Fiji's health standards are relatively high. In 1986, there were 385 doctors, 67 dentists, and 1,572 nurses. Medical facilities included three main hospitals and three specialized hospitals; a total of 27 hospitals had 1,743 beds. In 1997 there were 0.5 physicians, 2 nurses, and 0.04 dentists per 1,000 people. Cardiovascular disease and cancer have become the top two causes of death in hospitals during the last few years. The increasing mortality has been attributed to hypertension and diabetes mellitus. Diabetes, once relatively unknown in the Fijian community, increased tenfold among Fijian urban dwellers between 1967 and 1980. A cancer survey conducted in 1989 showed extremely high dietary intakes of fat and cholesterol.

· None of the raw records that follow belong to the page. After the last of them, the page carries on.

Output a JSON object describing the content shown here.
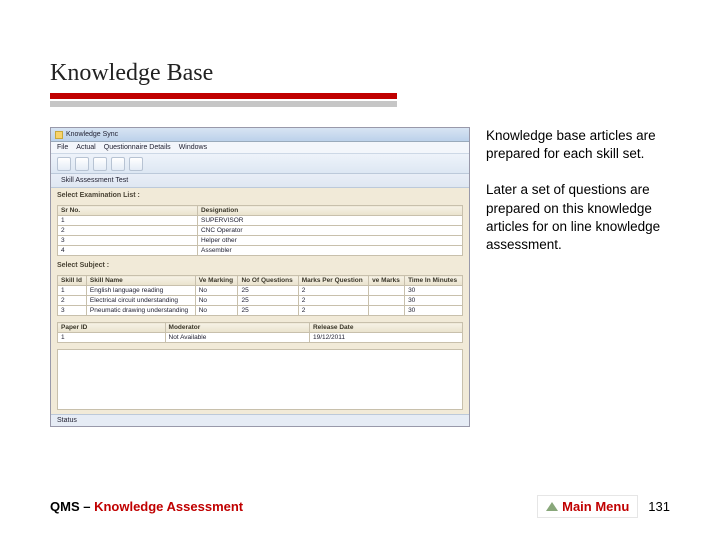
{
  "title": "Knowledge Base",
  "side": {
    "p1": "Knowledge base articles are prepared for each skill set.",
    "p2": "Later a set of questions are prepared on this knowledge articles for on line knowledge assessment."
  },
  "shot": {
    "window_title": "Knowledge Sync",
    "menu": [
      "File",
      "Actual",
      "Questionnaire Details",
      "Windows"
    ],
    "sub_title": "Skill Assessment Test",
    "section1_label": "Select Examination List :",
    "table1": {
      "headers": [
        "Sr No.",
        "Designation"
      ],
      "rows": [
        [
          "1",
          "SUPERVISOR"
        ],
        [
          "2",
          "CNC Operator"
        ],
        [
          "3",
          "Helper other"
        ],
        [
          "4",
          "Assembler"
        ]
      ]
    },
    "section2_label": "Select Subject :",
    "table2": {
      "headers": [
        "Skill Id",
        "Skill Name",
        "Ve Marking",
        "No Of Questions",
        "Marks Per Question",
        "ve Marks",
        "Time In Minutes"
      ],
      "rows": [
        [
          "1",
          "English language reading",
          "No",
          "25",
          "2",
          "",
          "30"
        ],
        [
          "2",
          "Electrical circuit understanding",
          "No",
          "25",
          "2",
          "",
          "30"
        ],
        [
          "3",
          "Pneumatic drawing understanding",
          "No",
          "25",
          "2",
          "",
          "30"
        ]
      ]
    },
    "table3": {
      "headers": [
        "Paper ID",
        "Moderator",
        "Release Date"
      ],
      "rows": [
        [
          "1",
          "Not Available",
          "19/12/2011"
        ]
      ]
    },
    "status": "Status"
  },
  "footer": {
    "left_prefix": "QMS – ",
    "left_main": "Knowledge Assessment",
    "main_menu": "Main Menu",
    "page": "131"
  }
}
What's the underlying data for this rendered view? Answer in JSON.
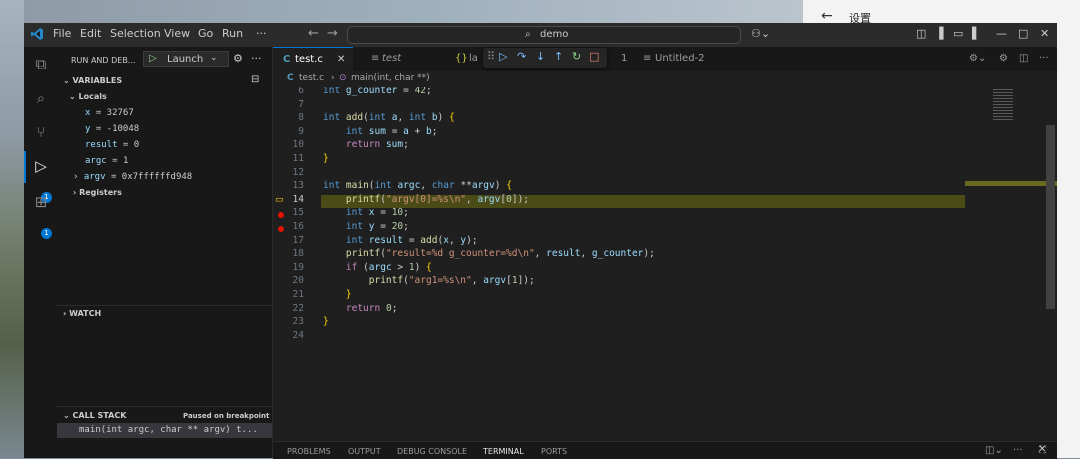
{
  "window": {
    "search_text": "demo"
  },
  "menu": [
    "File",
    "Edit",
    "Selection",
    "View",
    "Go",
    "Run",
    "···"
  ],
  "settings_panel": {
    "back": "←",
    "title": "设置"
  },
  "debug": {
    "header": "RUN AND DEB...",
    "config": "Launch",
    "variables_title": "VARIABLES",
    "locals_label": "Locals",
    "variables": [
      {
        "name": "x",
        "value": " = 32767"
      },
      {
        "name": "y",
        "value": " = -10048"
      },
      {
        "name": "result",
        "value": " = 0"
      },
      {
        "name": "argc",
        "value": " = 1"
      },
      {
        "name": "argv",
        "value": " = 0x7ffffffd948"
      }
    ],
    "registers_label": "Registers",
    "watch_title": "WATCH",
    "callstack_title": "CALL STACK",
    "paused": "Paused on breakpoint",
    "frame": "main(int argc, char ** argv) t..."
  },
  "tabs": [
    {
      "label": "test.c",
      "icon": "C"
    },
    {
      "label": "test",
      "icon": "≡"
    },
    {
      "label": "la",
      "icon": "{}"
    },
    {
      "label": "1",
      "icon": ""
    },
    {
      "label": "Untitled-2",
      "icon": "≡"
    }
  ],
  "breadcrumb": {
    "file": "test.c",
    "symbol": "main(int, char **)"
  },
  "editor": {
    "current_line": 14,
    "breakpoints": [
      15,
      16
    ],
    "lines": [
      {
        "n": "6",
        "text": "int g_counter = 42;"
      },
      {
        "n": "7",
        "text": ""
      },
      {
        "n": "8",
        "text": "int add(int a, int b) {"
      },
      {
        "n": "9",
        "text": "    int sum = a + b;"
      },
      {
        "n": "10",
        "text": "    return sum;"
      },
      {
        "n": "11",
        "text": "}"
      },
      {
        "n": "12",
        "text": ""
      },
      {
        "n": "13",
        "text": "int main(int argc, char **argv) {"
      },
      {
        "n": "14",
        "text": "    printf(\"argv[0]=%s\\n\", argv[0]);"
      },
      {
        "n": "15",
        "text": "    int x = 10;"
      },
      {
        "n": "16",
        "text": "    int y = 20;"
      },
      {
        "n": "17",
        "text": "    int result = add(x, y);"
      },
      {
        "n": "18",
        "text": "    printf(\"result=%d g_counter=%d\\n\", result, g_counter);"
      },
      {
        "n": "19",
        "text": "    if (argc > 1) {"
      },
      {
        "n": "20",
        "text": "        printf(\"arg1=%s\\n\", argv[1]);"
      },
      {
        "n": "21",
        "text": "    }"
      },
      {
        "n": "22",
        "text": "    return 0;"
      },
      {
        "n": "23",
        "text": "}"
      },
      {
        "n": "24",
        "text": ""
      }
    ]
  },
  "panel_tabs": [
    "PROBLEMS",
    "OUTPUT",
    "DEBUG CONSOLE",
    "TERMINAL",
    "PORTS"
  ],
  "panel_active": "TERMINAL",
  "badges": {
    "debug": "1",
    "extensions": "1"
  },
  "accent": "#0078d4"
}
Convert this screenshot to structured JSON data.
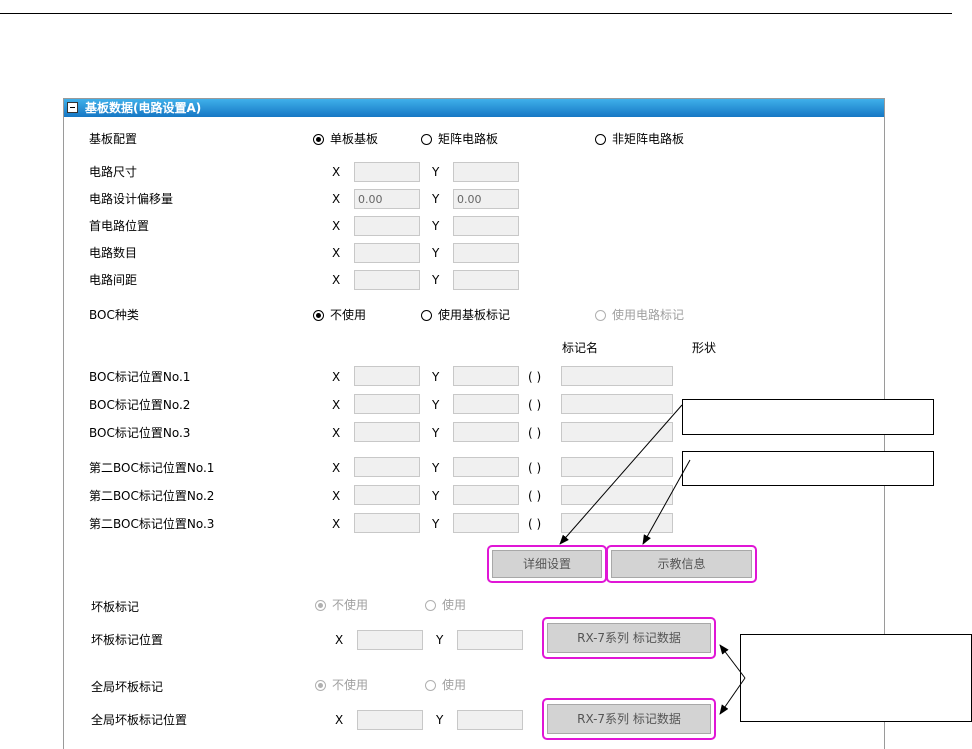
{
  "panel": {
    "title": "基板数据(电路设置A)"
  },
  "rows": {
    "layout": {
      "label": "基板配置",
      "options": [
        "单板基板",
        "矩阵电路板",
        "非矩阵电路板"
      ],
      "selected": "单板基板"
    },
    "size": {
      "label": "电路尺寸"
    },
    "offset": {
      "label": "电路设计偏移量",
      "x": "0.00",
      "y": "0.00"
    },
    "first_pos": {
      "label": "首电路位置"
    },
    "count": {
      "label": "电路数目"
    },
    "pitch": {
      "label": "电路间距"
    },
    "boc_type": {
      "label": "BOC种类",
      "options": [
        "不使用",
        "使用基板标记",
        "使用电路标记"
      ],
      "selected": "不使用"
    }
  },
  "axis": {
    "x": "X",
    "y": "Y",
    "paren": "( )"
  },
  "headers": {
    "mark_name": "标记名",
    "shape": "形状"
  },
  "boc_rows": [
    {
      "label": "BOC标记位置No.1"
    },
    {
      "label": "BOC标记位置No.2"
    },
    {
      "label": "BOC标记位置No.3"
    },
    {
      "label": "第二BOC标记位置No.1"
    },
    {
      "label": "第二BOC标记位置No.2"
    },
    {
      "label": "第二BOC标记位置No.3"
    }
  ],
  "buttons": {
    "detail": "详细设置",
    "teach": "示教信息",
    "rx7_1": "RX-7系列 标记数据",
    "rx7_2": "RX-7系列 标记数据"
  },
  "bad_mark": {
    "label": "坏板标记",
    "options": [
      "不使用",
      "使用"
    ],
    "selected": "不使用"
  },
  "bad_mark_pos": {
    "label": "坏板标记位置"
  },
  "global_bad": {
    "label": "全局坏板标记",
    "options": [
      "不使用",
      "使用"
    ],
    "selected": "不使用"
  },
  "global_bad_pos": {
    "label": "全局坏板标记位置"
  },
  "colors": {
    "title_bar": "#1677c4",
    "highlight": "#e016d6"
  }
}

The fertility rate was an estimated 2.8 in 2002. The infant mortality rate was estimated at 13.7 per 1,000 live births and estimated average life expectancy was 68.5 years. The estimated overall death was 5.7 per 1,000 people and the birth rate was 23.2 per 1,000. Between 1991 and 1994, 96% of children were immunized against measles. Venereal diseases have increased in recent years and infantile diarrhea persists. In 1996, seven AIDS cases were reported. As of 2000 the number of people living with HIV/AIDS was estimated at 85.